───── Data records ─────

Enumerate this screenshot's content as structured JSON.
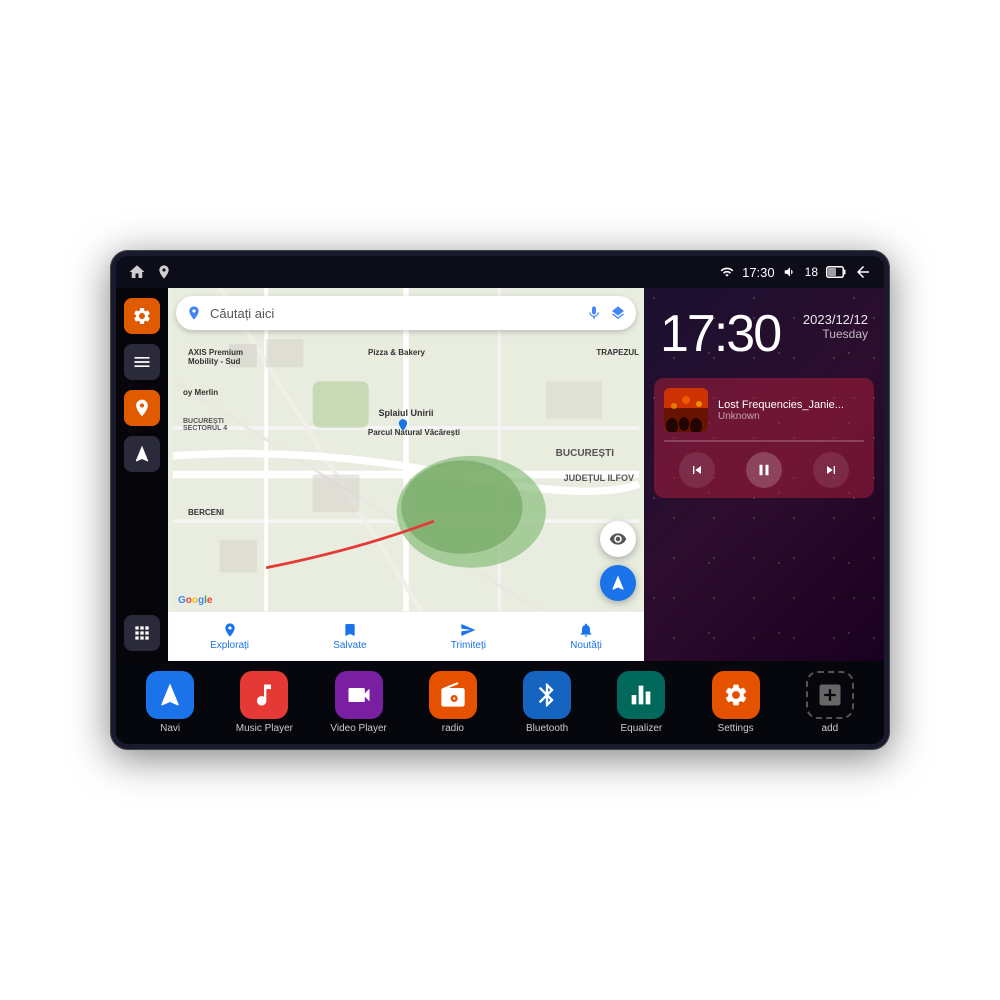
{
  "status_bar": {
    "time": "17:30",
    "battery": "18",
    "signal_icon": "▾",
    "wifi_icon": "▿",
    "back_icon": "↩"
  },
  "clock": {
    "time": "17:30",
    "date": "2023/12/12",
    "day": "Tuesday"
  },
  "music": {
    "title": "Lost Frequencies_Janie...",
    "artist": "Unknown",
    "prev_label": "⏮",
    "pause_label": "⏸",
    "next_label": "⏭"
  },
  "map": {
    "search_placeholder": "Căutați aici",
    "labels": [
      "AXIS Premium Mobility - Sud",
      "Pizza & Bakery",
      "TRAPEZUL",
      "Parcul Natural Văcărești",
      "BUCUREȘTI",
      "SECTORUL 4",
      "JUDEȚUL ILFOV",
      "BERCENI",
      "oy Merlin"
    ],
    "nav_items": [
      {
        "label": "Explorați",
        "icon": "📍"
      },
      {
        "label": "Salvate",
        "icon": "🔖"
      },
      {
        "label": "Trimiteți",
        "icon": "📤"
      },
      {
        "label": "Noutăți",
        "icon": "🔔"
      }
    ]
  },
  "sidebar": {
    "items": [
      {
        "icon": "⚙",
        "color": "orange",
        "name": "settings"
      },
      {
        "icon": "▤",
        "color": "dark",
        "name": "menu"
      },
      {
        "icon": "📍",
        "color": "orange",
        "name": "map"
      },
      {
        "icon": "▲",
        "color": "dark",
        "name": "nav"
      }
    ],
    "bottom_icon": "⊞"
  },
  "apps": [
    {
      "label": "Navi",
      "color": "blue-nav",
      "icon": "▲"
    },
    {
      "label": "Music Player",
      "color": "red-music",
      "icon": "♪"
    },
    {
      "label": "Video Player",
      "color": "purple-video",
      "icon": "▶"
    },
    {
      "label": "radio",
      "color": "orange-radio",
      "icon": "📶"
    },
    {
      "label": "Bluetooth",
      "color": "blue-bt",
      "icon": "ᛒ"
    },
    {
      "label": "Equalizer",
      "color": "teal-eq",
      "icon": "⫿"
    },
    {
      "label": "Settings",
      "color": "orange-settings",
      "icon": "⚙"
    },
    {
      "label": "add",
      "color": "gray-add",
      "icon": "+"
    }
  ]
}
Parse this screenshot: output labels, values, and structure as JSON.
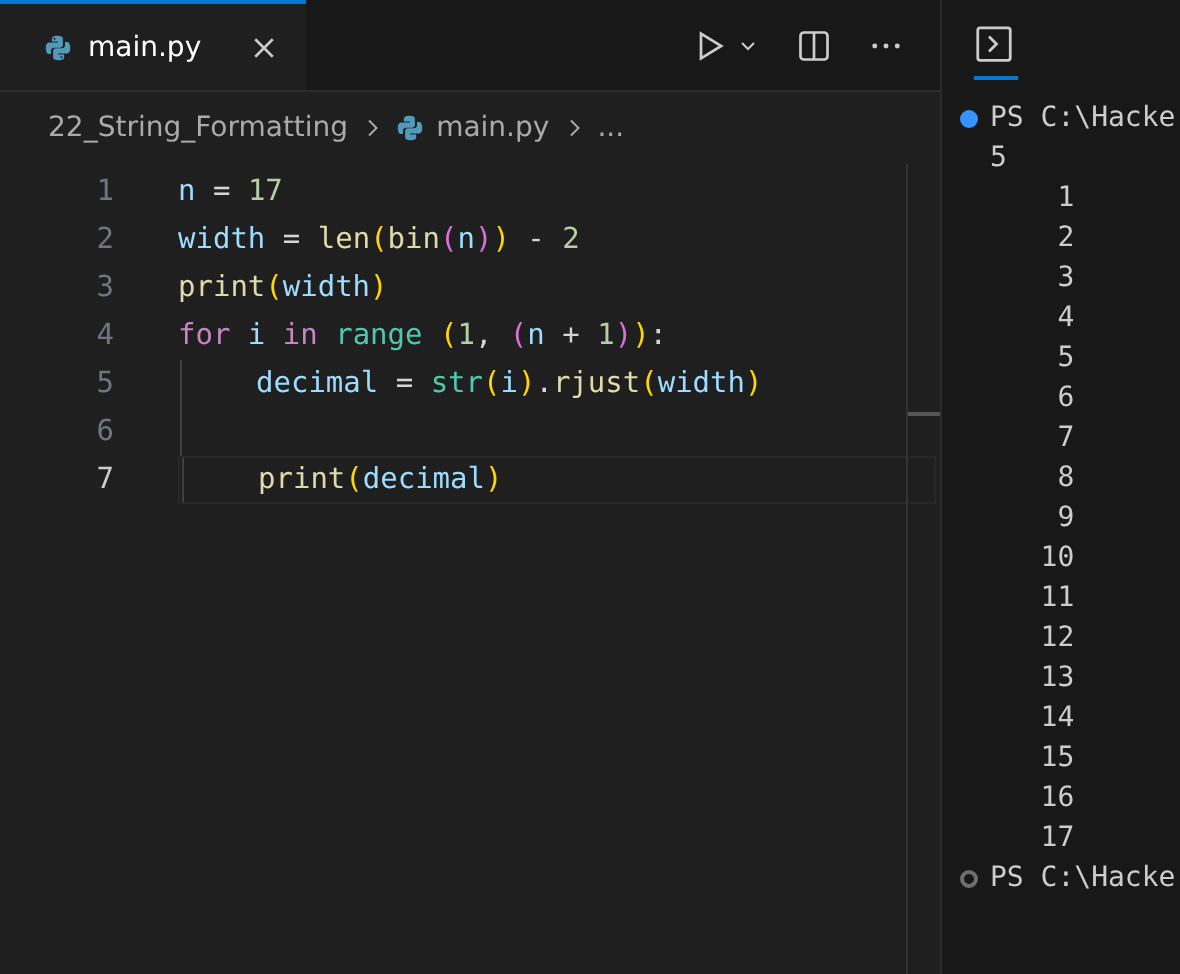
{
  "tab": {
    "label": "main.py",
    "selected": true
  },
  "breadcrumbs": [
    {
      "label": "22_String_Formatting",
      "kind": "folder"
    },
    {
      "label": "main.py",
      "kind": "file"
    },
    {
      "label": "...",
      "kind": "more"
    }
  ],
  "code_lines": [
    {
      "number": "1",
      "current": false,
      "indent": false,
      "tokens": [
        {
          "text": "n",
          "kind": "var"
        },
        {
          "text": " = ",
          "kind": "op"
        },
        {
          "text": "17",
          "kind": "num"
        }
      ]
    },
    {
      "number": "2",
      "current": false,
      "indent": false,
      "tokens": [
        {
          "text": "width",
          "kind": "var"
        },
        {
          "text": " = ",
          "kind": "op"
        },
        {
          "text": "len",
          "kind": "func"
        },
        {
          "text": "(",
          "kind": "paren1"
        },
        {
          "text": "bin",
          "kind": "func"
        },
        {
          "text": "(",
          "kind": "paren2"
        },
        {
          "text": "n",
          "kind": "var"
        },
        {
          "text": ")",
          "kind": "paren2"
        },
        {
          "text": ")",
          "kind": "paren1"
        },
        {
          "text": " - ",
          "kind": "op"
        },
        {
          "text": "2",
          "kind": "num"
        }
      ]
    },
    {
      "number": "3",
      "current": false,
      "indent": false,
      "tokens": [
        {
          "text": "print",
          "kind": "func"
        },
        {
          "text": "(",
          "kind": "paren1"
        },
        {
          "text": "width",
          "kind": "var"
        },
        {
          "text": ")",
          "kind": "paren1"
        }
      ]
    },
    {
      "number": "4",
      "current": false,
      "indent": false,
      "tokens": [
        {
          "text": "for ",
          "kind": "kw"
        },
        {
          "text": "i ",
          "kind": "var"
        },
        {
          "text": "in ",
          "kind": "kw"
        },
        {
          "text": "range ",
          "kind": "class"
        },
        {
          "text": "(",
          "kind": "paren1"
        },
        {
          "text": "1",
          "kind": "num"
        },
        {
          "text": ", ",
          "kind": "op"
        },
        {
          "text": "(",
          "kind": "paren2"
        },
        {
          "text": "n",
          "kind": "var"
        },
        {
          "text": " + ",
          "kind": "op"
        },
        {
          "text": "1",
          "kind": "num"
        },
        {
          "text": ")",
          "kind": "paren2"
        },
        {
          "text": ")",
          "kind": "paren1"
        },
        {
          "text": ":",
          "kind": "op"
        }
      ]
    },
    {
      "number": "5",
      "current": false,
      "indent": true,
      "tokens": [
        {
          "text": "decimal",
          "kind": "var"
        },
        {
          "text": " = ",
          "kind": "op"
        },
        {
          "text": "str",
          "kind": "class"
        },
        {
          "text": "(",
          "kind": "paren1"
        },
        {
          "text": "i",
          "kind": "var"
        },
        {
          "text": ")",
          "kind": "paren1"
        },
        {
          "text": ".",
          "kind": "op"
        },
        {
          "text": "rjust",
          "kind": "func"
        },
        {
          "text": "(",
          "kind": "paren1"
        },
        {
          "text": "width",
          "kind": "var"
        },
        {
          "text": ")",
          "kind": "paren1"
        }
      ]
    },
    {
      "number": "6",
      "current": false,
      "indent": true
    },
    {
      "number": "7",
      "current": true,
      "indent": true,
      "tokens": [
        {
          "text": "print",
          "kind": "func"
        },
        {
          "text": "(",
          "kind": "paren1"
        },
        {
          "text": "decimal",
          "kind": "var"
        },
        {
          "text": ")",
          "kind": "paren1"
        }
      ]
    }
  ],
  "terminal_lines": [
    {
      "kind": "prompt",
      "text": "PS C:\\Hacke",
      "color": "#3794ff"
    },
    {
      "kind": "output",
      "text": "5"
    },
    {
      "kind": "output",
      "text": "    1"
    },
    {
      "kind": "output",
      "text": "    2"
    },
    {
      "kind": "output",
      "text": "    3"
    },
    {
      "kind": "output",
      "text": "    4"
    },
    {
      "kind": "output",
      "text": "    5"
    },
    {
      "kind": "output",
      "text": "    6"
    },
    {
      "kind": "output",
      "text": "    7"
    },
    {
      "kind": "output",
      "text": "    8"
    },
    {
      "kind": "output",
      "text": "    9"
    },
    {
      "kind": "output",
      "text": "   10"
    },
    {
      "kind": "output",
      "text": "   11"
    },
    {
      "kind": "output",
      "text": "   12"
    },
    {
      "kind": "output",
      "text": "   13"
    },
    {
      "kind": "output",
      "text": "   14"
    },
    {
      "kind": "output",
      "text": "   15"
    },
    {
      "kind": "output",
      "text": "   16"
    },
    {
      "kind": "output",
      "text": "   17"
    },
    {
      "kind": "prompt",
      "text": "PS C:\\Hacke",
      "color": "#6e6e6e"
    }
  ]
}
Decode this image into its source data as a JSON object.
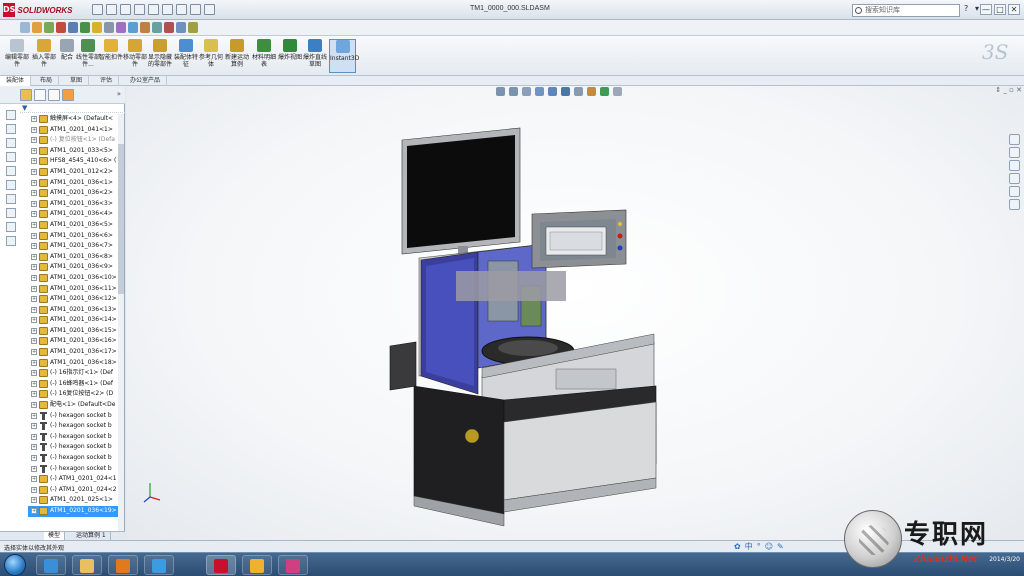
{
  "app": {
    "logo_text": "SOLIDWORKS",
    "document_title": "TM1_0000_000.SLDASM",
    "search_placeholder": "搜索知识库",
    "window_controls": [
      "—",
      "□",
      "✕"
    ]
  },
  "command_manager": {
    "buttons": [
      {
        "label": "编辑零部件",
        "icon": "edit-component-icon"
      },
      {
        "label": "插入零部件",
        "icon": "insert-component-icon"
      },
      {
        "label": "配合",
        "icon": "mate-icon"
      },
      {
        "label": "线性零部件...",
        "icon": "linear-pattern-icon"
      },
      {
        "label": "智能扣件",
        "icon": "smart-fastener-icon"
      },
      {
        "label": "移动零部件",
        "icon": "move-component-icon"
      },
      {
        "label": "显示隐藏的零部件",
        "icon": "show-hidden-icon"
      },
      {
        "label": "装配体特征",
        "icon": "assembly-feature-icon"
      },
      {
        "label": "参考几何体",
        "icon": "reference-geometry-icon"
      },
      {
        "label": "新建运动算例",
        "icon": "motion-study-icon"
      },
      {
        "label": "材料明细表",
        "icon": "bom-icon"
      },
      {
        "label": "爆炸视图",
        "icon": "exploded-view-icon"
      },
      {
        "label": "爆炸直线草图",
        "icon": "explode-line-icon"
      },
      {
        "label": "Instant3D",
        "icon": "instant3d-icon"
      }
    ]
  },
  "tabs": [
    "装配体",
    "布局",
    "草图",
    "评估",
    "办公室产品"
  ],
  "tree": {
    "items": [
      {
        "label": "触摸屏<4> (Default<",
        "type": "part",
        "grey": false,
        "selected": false
      },
      {
        "label": "ATM1_0201_041<1>",
        "type": "part",
        "grey": false,
        "selected": false
      },
      {
        "label": "(-) 复位按钮<1> (Defa",
        "type": "part",
        "grey": true,
        "selected": false
      },
      {
        "label": "ATM1_0201_033<5>",
        "type": "part",
        "grey": false,
        "selected": false
      },
      {
        "label": "HFS8_4545_410<6> (",
        "type": "part",
        "grey": false,
        "selected": false
      },
      {
        "label": "ATM1_0201_012<2>",
        "type": "part",
        "grey": false,
        "selected": false
      },
      {
        "label": "ATM1_0201_036<1>",
        "type": "part",
        "grey": false,
        "selected": false
      },
      {
        "label": "ATM1_0201_036<2>",
        "type": "part",
        "grey": false,
        "selected": false
      },
      {
        "label": "ATM1_0201_036<3>",
        "type": "part",
        "grey": false,
        "selected": false
      },
      {
        "label": "ATM1_0201_036<4>",
        "type": "part",
        "grey": false,
        "selected": false
      },
      {
        "label": "ATM1_0201_036<5>",
        "type": "part",
        "grey": false,
        "selected": false
      },
      {
        "label": "ATM1_0201_036<6>",
        "type": "part",
        "grey": false,
        "selected": false
      },
      {
        "label": "ATM1_0201_036<7>",
        "type": "part",
        "grey": false,
        "selected": false
      },
      {
        "label": "ATM1_0201_036<8>",
        "type": "part",
        "grey": false,
        "selected": false
      },
      {
        "label": "ATM1_0201_036<9>",
        "type": "part",
        "grey": false,
        "selected": false
      },
      {
        "label": "ATM1_0201_036<10>",
        "type": "part",
        "grey": false,
        "selected": false
      },
      {
        "label": "ATM1_0201_036<11>",
        "type": "part",
        "grey": false,
        "selected": false
      },
      {
        "label": "ATM1_0201_036<12>",
        "type": "part",
        "grey": false,
        "selected": false
      },
      {
        "label": "ATM1_0201_036<13>",
        "type": "part",
        "grey": false,
        "selected": false
      },
      {
        "label": "ATM1_0201_036<14>",
        "type": "part",
        "grey": false,
        "selected": false
      },
      {
        "label": "ATM1_0201_036<15>",
        "type": "part",
        "grey": false,
        "selected": false
      },
      {
        "label": "ATM1_0201_036<16>",
        "type": "part",
        "grey": false,
        "selected": false
      },
      {
        "label": "ATM1_0201_036<17>",
        "type": "part",
        "grey": false,
        "selected": false
      },
      {
        "label": "ATM1_0201_036<18>",
        "type": "part",
        "grey": false,
        "selected": false
      },
      {
        "label": "(-) 16指示灯<1> (Def",
        "type": "part",
        "grey": false,
        "selected": false
      },
      {
        "label": "(-) 16蜂鸣器<1> (Def",
        "type": "part",
        "grey": false,
        "selected": false
      },
      {
        "label": "(-) 16复位按钮<2> (D",
        "type": "part",
        "grey": false,
        "selected": false
      },
      {
        "label": "配电<1> (Default<De",
        "type": "part",
        "grey": false,
        "selected": false
      },
      {
        "label": "(-) hexagon socket b",
        "type": "screw",
        "grey": false,
        "selected": false
      },
      {
        "label": "(-) hexagon socket b",
        "type": "screw",
        "grey": false,
        "selected": false
      },
      {
        "label": "(-) hexagon socket b",
        "type": "screw",
        "grey": false,
        "selected": false
      },
      {
        "label": "(-) hexagon socket b",
        "type": "screw",
        "grey": false,
        "selected": false
      },
      {
        "label": "(-) hexagon socket b",
        "type": "screw",
        "grey": false,
        "selected": false
      },
      {
        "label": "(-) hexagon socket b",
        "type": "screw",
        "grey": false,
        "selected": false
      },
      {
        "label": "(-) ATM1_0201_024<1",
        "type": "part",
        "grey": false,
        "selected": false
      },
      {
        "label": "(-) ATM1_0201_024<2",
        "type": "part",
        "grey": false,
        "selected": false
      },
      {
        "label": "ATM1_0201_025<1>",
        "type": "part",
        "grey": false,
        "selected": false
      },
      {
        "label": "ATM1_0201_036<19>",
        "type": "part",
        "grey": false,
        "selected": true
      }
    ]
  },
  "bottom_tabs": [
    "模型",
    "运动算例 1"
  ],
  "status": {
    "message": "选择实体以修改其外观"
  },
  "ime": {
    "lang": "中"
  },
  "tray": {
    "date": "2014/3/20"
  },
  "watermark": {
    "text": "专职网",
    "url": "Zhuanzhi.Net"
  }
}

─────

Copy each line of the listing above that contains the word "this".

Enumerate this screenshot's content as structured JSON.
Parse this screenshot: output labels, values, and structure as JSON.
Decode this image into its source data as a JSON object.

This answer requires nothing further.